Kuroda. Tue: Absolutely no intention to hike rates or tighten policy, appropriate to continue easing policy, will not hesitate to ease policy further if necessary, today's decision is not an exit of YCC or a change in policy, it is too early to debate an exit from current monetary policy, cannot yet foresee 2% inflation, if possibility of achieving 2% inflation target draws near we can discuss timing of exit, not thinking about revising the 2013 joint statement between the government and the BOJ, US inflation has clearly passed its peak, does not expect global interest rates to accelerate further, no comment on today's rise in 10y JGB yields to 0.4%.
Goto (EcoMin). Tue: BOJ's decision not meant to be a tweak or exit from monetary policy.
Top 3 Macro Charts of the Week
This section is brought to you by:
1. Bonds vs. pauses. "Historically, core bonds have performed well during Fed rate hike pauses".
2. Accident prone. "It seems inconceivable we won’t have a big accident, especially after 10-15yrs old low/neg yields, more debt and surge of money into illiquid".
3. Margin accounts. Balances in margin accounts have a long way to go to reach GFC and Dotcom era levels.
Links to relevant central bank releases in previous editions of this newsletter:
FOMC Statements: 50/2022 | 45/2022 | 39/2022 | 31/2022 FOMC Meeting Minutes: 47/2022 | 42/2022 | 34/2022 | 28/2022 | 25/2022 Crib Sheets: 50/2022 | 37/2022
Rate Statements: 50/2022 | 44/2022 | 37/2022 | 30/2022 Meeting Minutes: 47/2022 | 35/2022 | 28/2022 | 21/2022 Economic Forecasts: 21/2022 Crib Sheets: 50/2022 | 43/2022 | 36/2022
Rate Statements: 50/2022 | 45/2022 | 39/2022 | 32/2022 | 25/2022 Financial Stability Reports: 28/2022 Crib Sheets: 50/2022 | 37/2022
Rate Statements: 50/2022 | 45/2022 | 41/2022 |37/2022 | 32/2022 | 28/2022 Meeting Minutes: 47/2022 | 43/2022 | 39/2022 | 34/2022 | 30/2022 | 26/2022 | 21/2022 Statements on Monetary Policy: 45/2022 | 32/2022 Crib Sheets: 40/2022 Financial Stability Reports: 41/2022
Rate Statements: 47/2022 | 41/2022 | 34/2022 Crib Sheets: 40/2022
Rate Statements: 50/2022 | 44/2022 | 37/2022 Crib Sheets: 43/2022 | 36/2022

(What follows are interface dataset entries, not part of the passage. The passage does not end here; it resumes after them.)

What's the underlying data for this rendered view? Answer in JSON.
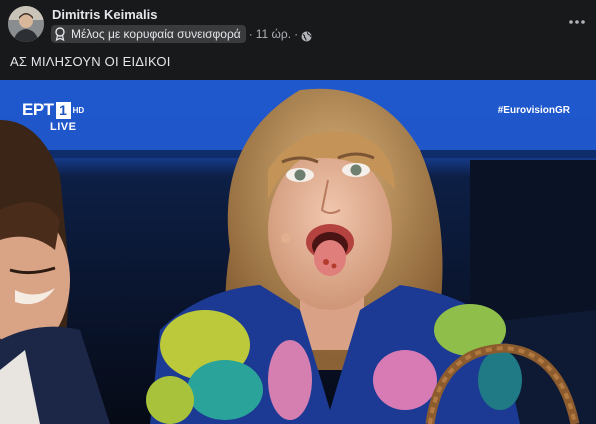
{
  "post": {
    "author": "Dimitris Keimalis",
    "badge_label": "Μέλος με κορυφαία συνεισφορά",
    "badge_icon": "top-contributor-badge-icon",
    "time": "11 ώρ.",
    "separator": "·",
    "audience_icon": "globe-icon",
    "more_icon": "more-options-icon",
    "text": "ΑΣ ΜΙΛΗΣΟΥΝ ΟΙ ΕΙΔΙΚΟΙ"
  },
  "photo": {
    "broadcaster_logo": "ΕΡΤ",
    "channel_number": "1",
    "hd_label": "HD",
    "live_label": "LIVE",
    "hashtag": "#EurovisionGR"
  },
  "colors": {
    "background": "#18191a",
    "stage_blue": "#1f56c8",
    "badge_bg": "#3a3b3c"
  }
}
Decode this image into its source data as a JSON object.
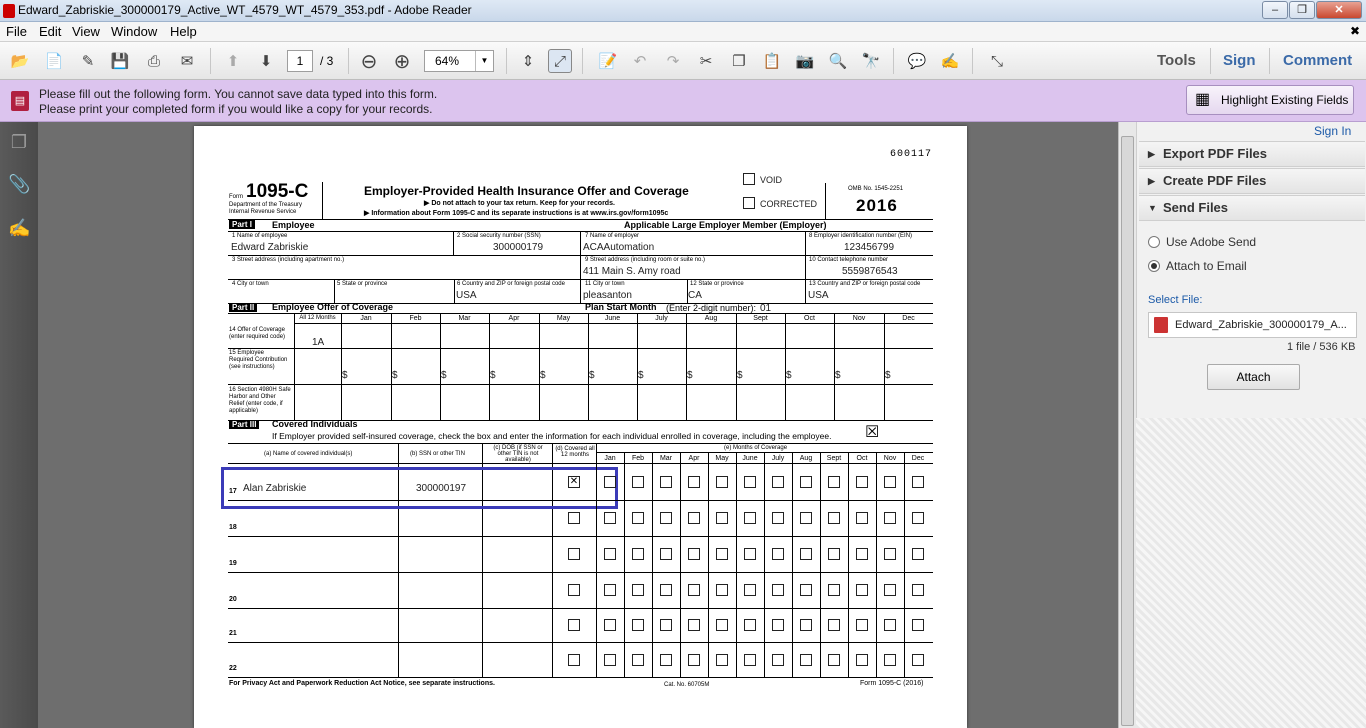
{
  "window": {
    "title": "Edward_Zabriskie_300000179_Active_WT_4579_WT_4579_353.pdf - Adobe Reader",
    "min": "‒",
    "max": "❐",
    "close": "✕"
  },
  "menu": {
    "items": [
      "File",
      "Edit",
      "View",
      "Window",
      "Help"
    ],
    "close": "✖"
  },
  "toolbar": {
    "page_current": "1",
    "page_total": "/ 3",
    "zoom": "64%",
    "tools": "Tools",
    "sign": "Sign",
    "comment": "Comment"
  },
  "notice": {
    "line1": "Please fill out the following form. You cannot save data typed into this form.",
    "line2": "Please print your completed form if you would like a copy for your records.",
    "highlight_button": "Highlight Existing Fields"
  },
  "panel": {
    "sign_in": "Sign In",
    "export": "Export PDF Files",
    "create": "Create PDF Files",
    "send": "Send Files",
    "opt_adobe": "Use Adobe Send",
    "opt_email": "Attach to Email",
    "select_file_label": "Select File:",
    "file_name": "Edward_Zabriskie_300000179_A...",
    "file_info": "1 file / 536 KB",
    "attach": "Attach"
  },
  "form": {
    "code": "600117",
    "form_label": "Form",
    "form_number": "1095-C",
    "dept1": "Department of the Treasury",
    "dept2": "Internal Revenue Service",
    "title": "Employer-Provided Health Insurance Offer and Coverage",
    "sub1": "▶ Do not attach to your tax return. Keep for your records.",
    "sub2": "▶ Information about Form 1095-C and its separate instructions is at www.irs.gov/form1095c",
    "void": "VOID",
    "corrected": "CORRECTED",
    "omb": "OMB No. 1545-2251",
    "year": "2016",
    "part1": "Part I",
    "part1_title": "Employee",
    "part1_employer": "Applicable Large Employer Member (Employer)",
    "l1": "1  Name of employee",
    "v1": "Edward Zabriskie",
    "l2": "2  Social security number (SSN)",
    "v2": "300000179",
    "l7": "7  Name of employer",
    "v7": "ACAAutomation",
    "l8": "8  Employer identification number (EIN)",
    "v8": "123456799",
    "l3": "3  Street address (including apartment no.)",
    "l9": "9  Street address (including room or suite no.)",
    "v9": "411 Main S. Amy road",
    "l10": "10  Contact telephone number",
    "v10": "5559876543",
    "l4": "4  City or town",
    "l5": "5  State or province",
    "l6": "6  Country and ZIP or foreign postal code",
    "v6": "USA",
    "l11": "11  City or town",
    "v11": "pleasanton",
    "l12": "12  State or province",
    "v12": "CA",
    "l13": "13  Country and ZIP or foreign postal code",
    "v13": "USA",
    "part2": "Part II",
    "part2_title": "Employee Offer of Coverage",
    "plan_start": "Plan Start Month",
    "plan_start_note": "(Enter 2-digit number):",
    "plan_start_val": "01",
    "months_head": [
      "All 12 Months",
      "Jan",
      "Feb",
      "Mar",
      "Apr",
      "May",
      "June",
      "July",
      "Aug",
      "Sept",
      "Oct",
      "Nov",
      "Dec"
    ],
    "l14": "14  Offer of Coverage (enter required code)",
    "v14": "1A",
    "l15": "15  Employee Required Contribution (see instructions)",
    "dollar": "$",
    "l16": "16  Section 4980H Safe Harbor and Other Relief (enter code, if applicable)",
    "part3": "Part III",
    "part3_title": "Covered Individuals",
    "part3_note": "If Employer provided self-insured coverage, check the box and enter the information for each individual enrolled in coverage, including the employee.",
    "ca": "(a) Name of covered individual(s)",
    "cb": "(b) SSN or other TIN",
    "cc": "(c) DOB (if SSN or other TIN is not available)",
    "cd": "(d) Covered all 12 months",
    "ce": "(e) Months of Coverage",
    "months_short": [
      "Jan",
      "Feb",
      "Mar",
      "Apr",
      "May",
      "June",
      "July",
      "Aug",
      "Sept",
      "Oct",
      "Nov",
      "Dec"
    ],
    "rows": [
      {
        "num": "17",
        "name": "Alan Zabriskie",
        "ssn": "300000197",
        "all12": true
      },
      {
        "num": "18",
        "name": "",
        "ssn": "",
        "all12": false
      },
      {
        "num": "19",
        "name": "",
        "ssn": "",
        "all12": false
      },
      {
        "num": "20",
        "name": "",
        "ssn": "",
        "all12": false
      },
      {
        "num": "21",
        "name": "",
        "ssn": "",
        "all12": false
      },
      {
        "num": "22",
        "name": "",
        "ssn": "",
        "all12": false
      }
    ],
    "footer1": "For Privacy Act and Paperwork Reduction Act Notice, see separate instructions.",
    "footer2": "Cat. No. 60705M",
    "footer3": "Form 1095-C (2016)",
    "check": "☒"
  },
  "colors": {
    "notice_bg": "#dcc4ee",
    "focus_box": "#3b3bb8",
    "link": "#1c5aa8"
  }
}
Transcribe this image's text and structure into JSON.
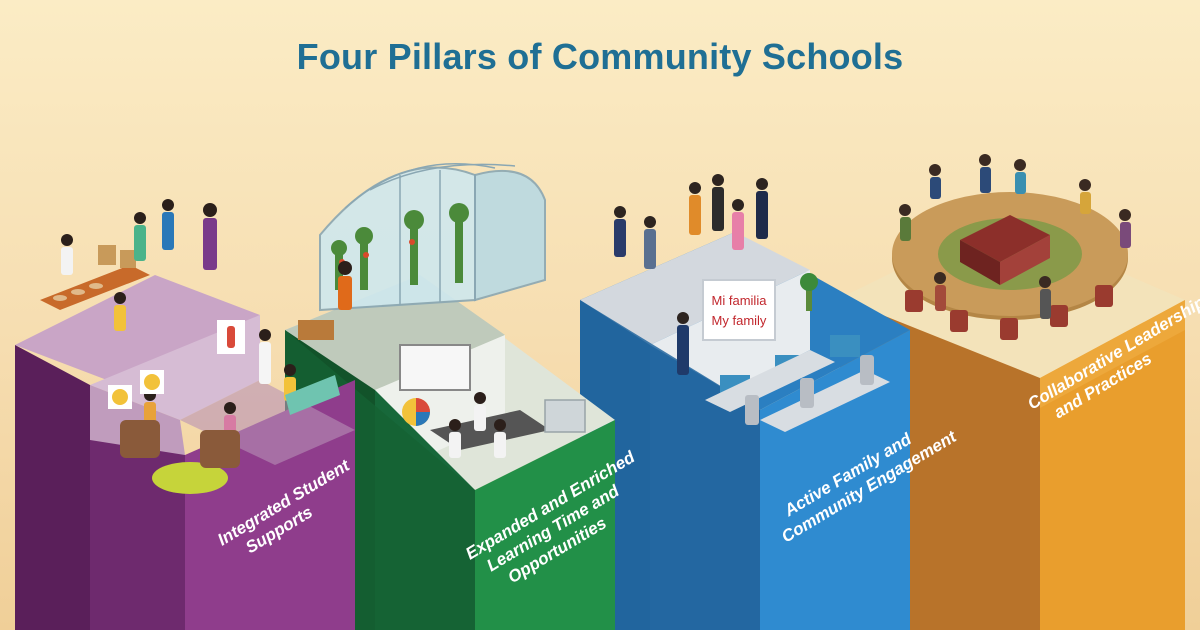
{
  "title": "Four Pillars of Community Schools",
  "colors": {
    "background": "#f8e3b8",
    "title": "#1f6f94",
    "pillar_1": "#8a3a86",
    "pillar_2": "#1e7a3a",
    "pillar_3": "#2a78b8",
    "pillar_4": "#e89a2c"
  },
  "pillars": [
    {
      "label_lines": [
        "Integrated Student",
        "Supports"
      ],
      "icon": "health-office-scene"
    },
    {
      "label_lines": [
        "Expanded and Enriched",
        "Learning Time and",
        "Opportunities"
      ],
      "icon": "greenhouse-lab-scene"
    },
    {
      "label_lines": [
        "Active Family and",
        "Community Engagement"
      ],
      "icon": "family-computer-lab-scene"
    },
    {
      "label_lines": [
        "Collaborative Leadership",
        "and Practices"
      ],
      "icon": "roundtable-meeting-scene"
    }
  ],
  "sign": {
    "line1": "Mi familia",
    "line2": "My family"
  }
}
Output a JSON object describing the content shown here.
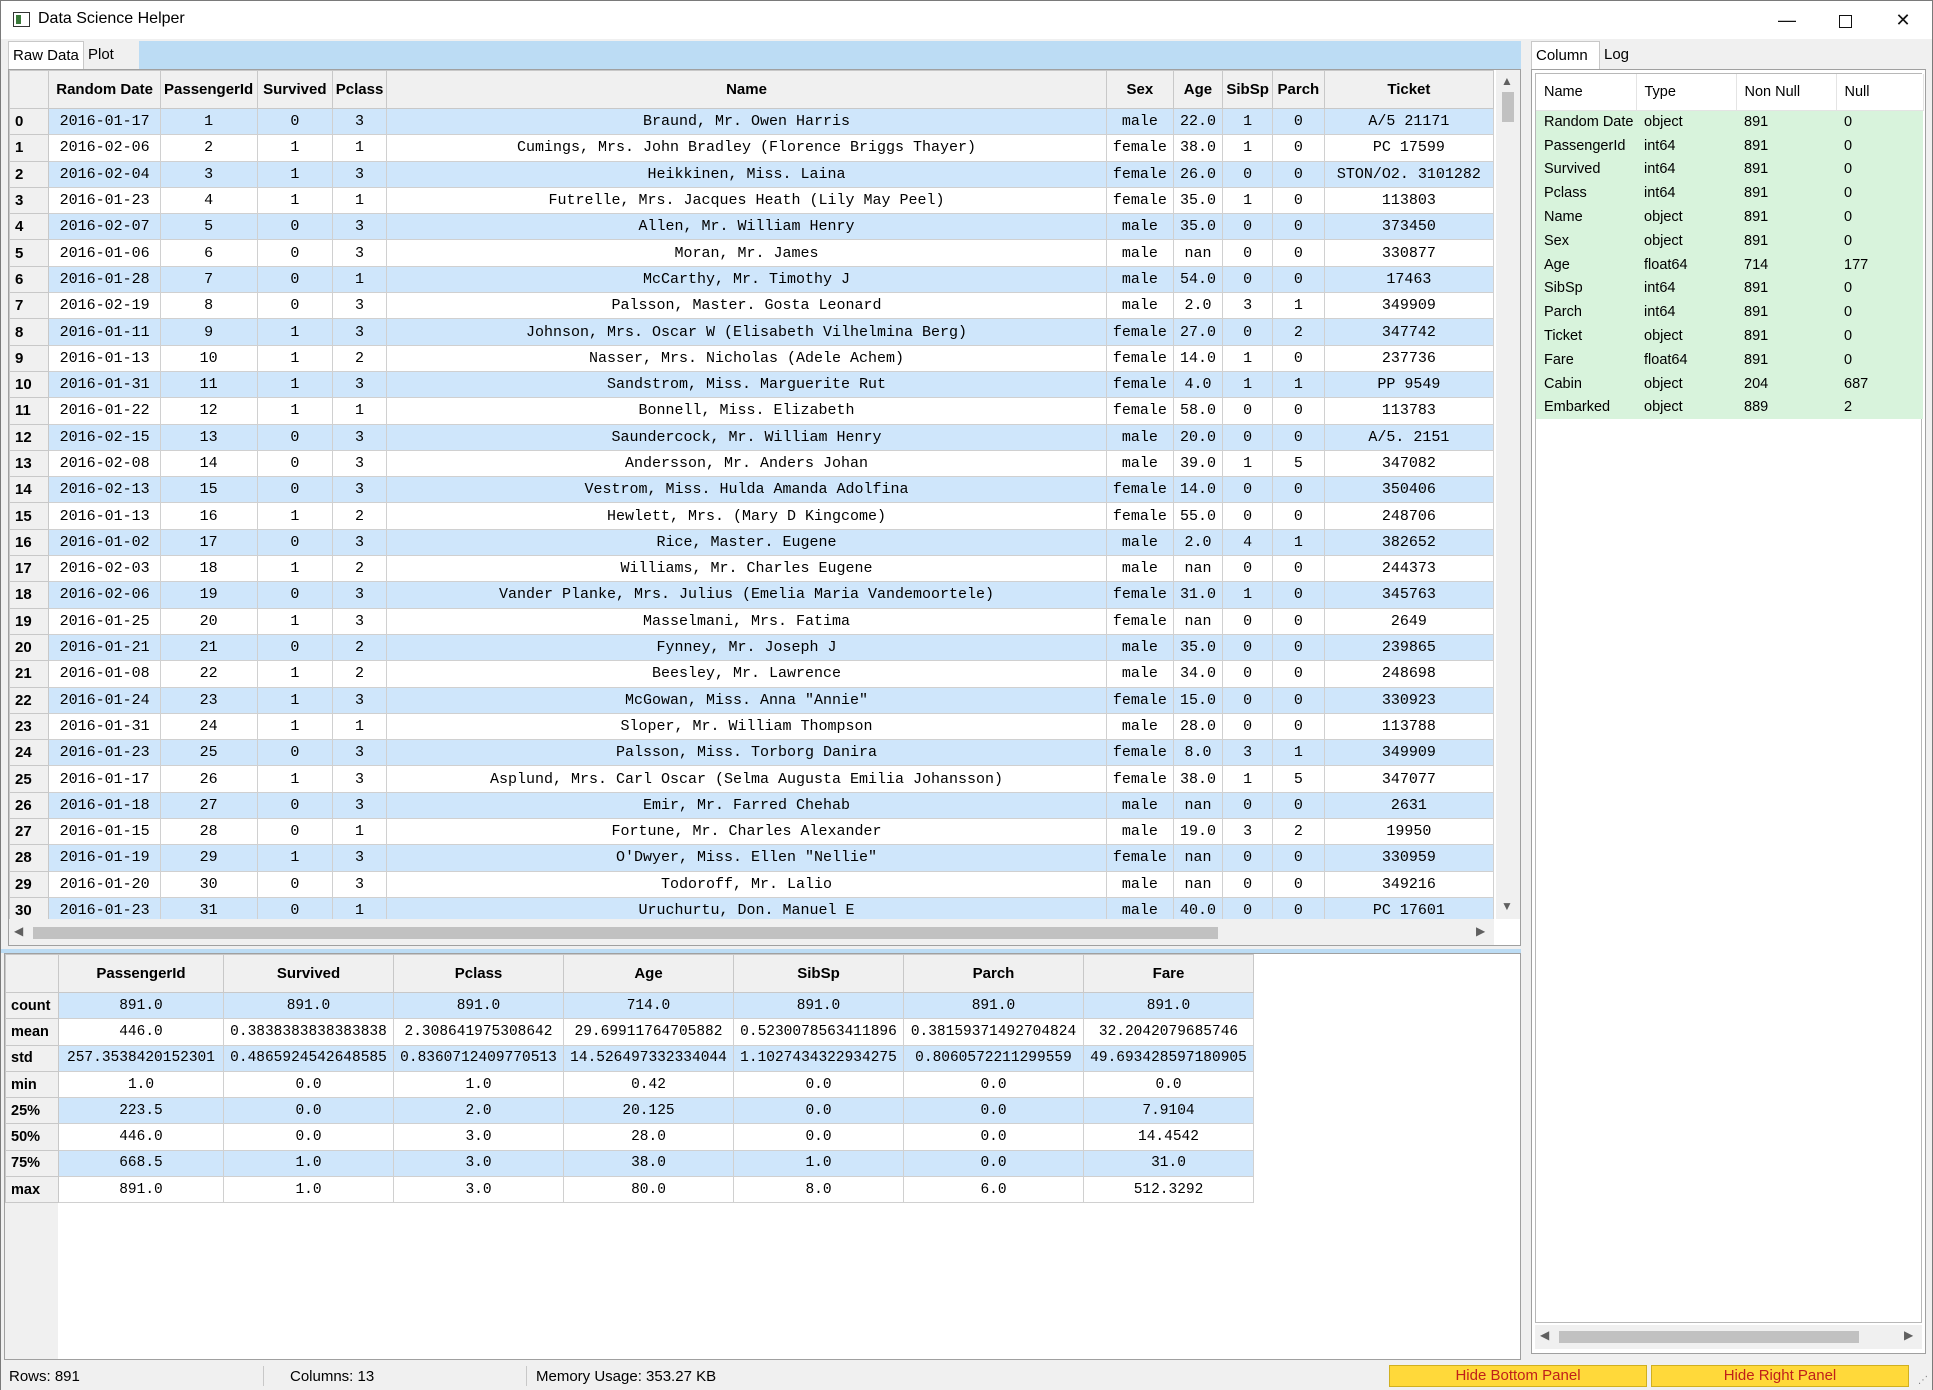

Rate Statements: 50/2022 | 44/2022 | 39/2022 | 25/2022 Crib Sheets: 50/2022 | 37/2022
Rate Statements: 39/2022 | 30/2022 | 25/2022 Summary of Opinions: 46/2022 | 41/2022 | 31/2022 Crib Sheets: 43/2022
Photo credit: DALL-E 2 “A Christmas-themed Bloomberg terminal”
great take, thank you and have a great 2023!